[What the exercise asks]
Each entry should be given again exactly, with any image left out.

[Dataset content]

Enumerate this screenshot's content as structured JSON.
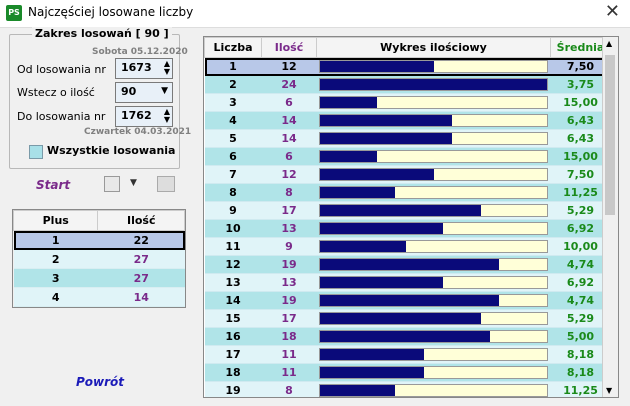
{
  "window": {
    "title": "Najczęściej losowane liczby",
    "app_icon": "PS"
  },
  "left": {
    "group_title": "Zakres losowań  [ 90 ]",
    "date_from": "Sobota 05.12.2020",
    "od_label": "Od losowania nr",
    "od_value": "1673",
    "wstecz_label": "Wstecz o ilość",
    "wstecz_value": "90",
    "do_label": "Do losowania nr",
    "do_value": "1762",
    "date_to": "Czwartek 04.03.2021",
    "all_label": "Wszystkie losowania",
    "start_label": "Start",
    "back_label": "Powrót"
  },
  "plus_table": {
    "headers": [
      "Plus",
      "Ilość"
    ],
    "rows": [
      {
        "plus": "1",
        "ilosc": "22"
      },
      {
        "plus": "2",
        "ilosc": "27"
      },
      {
        "plus": "3",
        "ilosc": "27"
      },
      {
        "plus": "4",
        "ilosc": "14"
      }
    ]
  },
  "main_table": {
    "headers": [
      "Liczba",
      "Ilość",
      "Wykres ilościowy",
      "Średnia"
    ],
    "rows": [
      {
        "liczba": "1",
        "ilosc": "12",
        "srednia": "7,50",
        "fill": 0.5
      },
      {
        "liczba": "2",
        "ilosc": "24",
        "srednia": "3,75",
        "fill": 1.0
      },
      {
        "liczba": "3",
        "ilosc": "6",
        "srednia": "15,00",
        "fill": 0.25
      },
      {
        "liczba": "4",
        "ilosc": "14",
        "srednia": "6,43",
        "fill": 0.58
      },
      {
        "liczba": "5",
        "ilosc": "14",
        "srednia": "6,43",
        "fill": 0.58
      },
      {
        "liczba": "6",
        "ilosc": "6",
        "srednia": "15,00",
        "fill": 0.25
      },
      {
        "liczba": "7",
        "ilosc": "12",
        "srednia": "7,50",
        "fill": 0.5
      },
      {
        "liczba": "8",
        "ilosc": "8",
        "srednia": "11,25",
        "fill": 0.33
      },
      {
        "liczba": "9",
        "ilosc": "17",
        "srednia": "5,29",
        "fill": 0.71
      },
      {
        "liczba": "10",
        "ilosc": "13",
        "srednia": "6,92",
        "fill": 0.54
      },
      {
        "liczba": "11",
        "ilosc": "9",
        "srednia": "10,00",
        "fill": 0.38
      },
      {
        "liczba": "12",
        "ilosc": "19",
        "srednia": "4,74",
        "fill": 0.79
      },
      {
        "liczba": "13",
        "ilosc": "13",
        "srednia": "6,92",
        "fill": 0.54
      },
      {
        "liczba": "14",
        "ilosc": "19",
        "srednia": "4,74",
        "fill": 0.79
      },
      {
        "liczba": "15",
        "ilosc": "17",
        "srednia": "5,29",
        "fill": 0.71
      },
      {
        "liczba": "16",
        "ilosc": "18",
        "srednia": "5,00",
        "fill": 0.75
      },
      {
        "liczba": "17",
        "ilosc": "11",
        "srednia": "8,18",
        "fill": 0.46
      },
      {
        "liczba": "18",
        "ilosc": "11",
        "srednia": "8,18",
        "fill": 0.46
      },
      {
        "liczba": "19",
        "ilosc": "8",
        "srednia": "11,25",
        "fill": 0.33
      }
    ]
  },
  "colors": {
    "selected_row": "#b8c8e8",
    "row_light": "#e0f4f8",
    "row_teal": "#b0e4e8",
    "ilosc_text": "#7a2a8a",
    "srednia_text": "#1a8a1a",
    "bar_fill": "#0a0a7a",
    "bar_bg": "#ffffd8"
  },
  "icons": {
    "close": "close-icon",
    "save": "save-icon",
    "print": "printer-icon"
  }
}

[Exercise result]
Enumerate this screenshot's content as structured JSON.
{
  "window": {
    "title": "Najczęściej losowane liczby",
    "app_icon": "PS"
  },
  "left": {
    "group_title": "Zakres losowań  [ 90 ]",
    "date_from": "Sobota 05.12.2020",
    "od_label": "Od losowania nr",
    "od_value": "1673",
    "wstecz_label": "Wstecz o ilość",
    "wstecz_value": "90",
    "do_label": "Do losowania nr",
    "do_value": "1762",
    "date_to": "Czwartek 04.03.2021",
    "all_label": "Wszystkie losowania",
    "start_label": "Start",
    "back_label": "Powrót"
  },
  "plus_table": {
    "headers": [
      "Plus",
      "Ilość"
    ],
    "rows": [
      {
        "plus": "1",
        "ilosc": "22"
      },
      {
        "plus": "2",
        "ilosc": "27"
      },
      {
        "plus": "3",
        "ilosc": "27"
      },
      {
        "plus": "4",
        "ilosc": "14"
      }
    ]
  },
  "main_table": {
    "headers": [
      "Liczba",
      "Ilość",
      "Wykres ilościowy",
      "Średnia"
    ],
    "rows": [
      {
        "liczba": "1",
        "ilosc": "12",
        "srednia": "7,50",
        "fill": 0.5
      },
      {
        "liczba": "2",
        "ilosc": "24",
        "srednia": "3,75",
        "fill": 1.0
      },
      {
        "liczba": "3",
        "ilosc": "6",
        "srednia": "15,00",
        "fill": 0.25
      },
      {
        "liczba": "4",
        "ilosc": "14",
        "srednia": "6,43",
        "fill": 0.58
      },
      {
        "liczba": "5",
        "ilosc": "14",
        "srednia": "6,43",
        "fill": 0.58
      },
      {
        "liczba": "6",
        "ilosc": "6",
        "srednia": "15,00",
        "fill": 0.25
      },
      {
        "liczba": "7",
        "ilosc": "12",
        "srednia": "7,50",
        "fill": 0.5
      },
      {
        "liczba": "8",
        "ilosc": "8",
        "srednia": "11,25",
        "fill": 0.33
      },
      {
        "liczba": "9",
        "ilosc": "17",
        "srednia": "5,29",
        "fill": 0.71
      },
      {
        "liczba": "10",
        "ilosc": "13",
        "srednia": "6,92",
        "fill": 0.54
      },
      {
        "liczba": "11",
        "ilosc": "9",
        "srednia": "10,00",
        "fill": 0.38
      },
      {
        "liczba": "12",
        "ilosc": "19",
        "srednia": "4,74",
        "fill": 0.79
      },
      {
        "liczba": "13",
        "ilosc": "13",
        "srednia": "6,92",
        "fill": 0.54
      },
      {
        "liczba": "14",
        "ilosc": "19",
        "srednia": "4,74",
        "fill": 0.79
      },
      {
        "liczba": "15",
        "ilosc": "17",
        "srednia": "5,29",
        "fill": 0.71
      },
      {
        "liczba": "16",
        "ilosc": "18",
        "srednia": "5,00",
        "fill": 0.75
      },
      {
        "liczba": "17",
        "ilosc": "11",
        "srednia": "8,18",
        "fill": 0.46
      },
      {
        "liczba": "18",
        "ilosc": "11",
        "srednia": "8,18",
        "fill": 0.46
      },
      {
        "liczba": "19",
        "ilosc": "8",
        "srednia": "11,25",
        "fill": 0.33
      }
    ]
  },
  "colors": {
    "selected_row": "#b8c8e8",
    "row_light": "#e0f4f8",
    "row_teal": "#b0e4e8",
    "ilosc_text": "#7a2a8a",
    "srednia_text": "#1a8a1a",
    "bar_fill": "#0a0a7a",
    "bar_bg": "#ffffd8"
  },
  "icons": {
    "close": "close-icon",
    "save": "save-icon",
    "print": "printer-icon"
  }
}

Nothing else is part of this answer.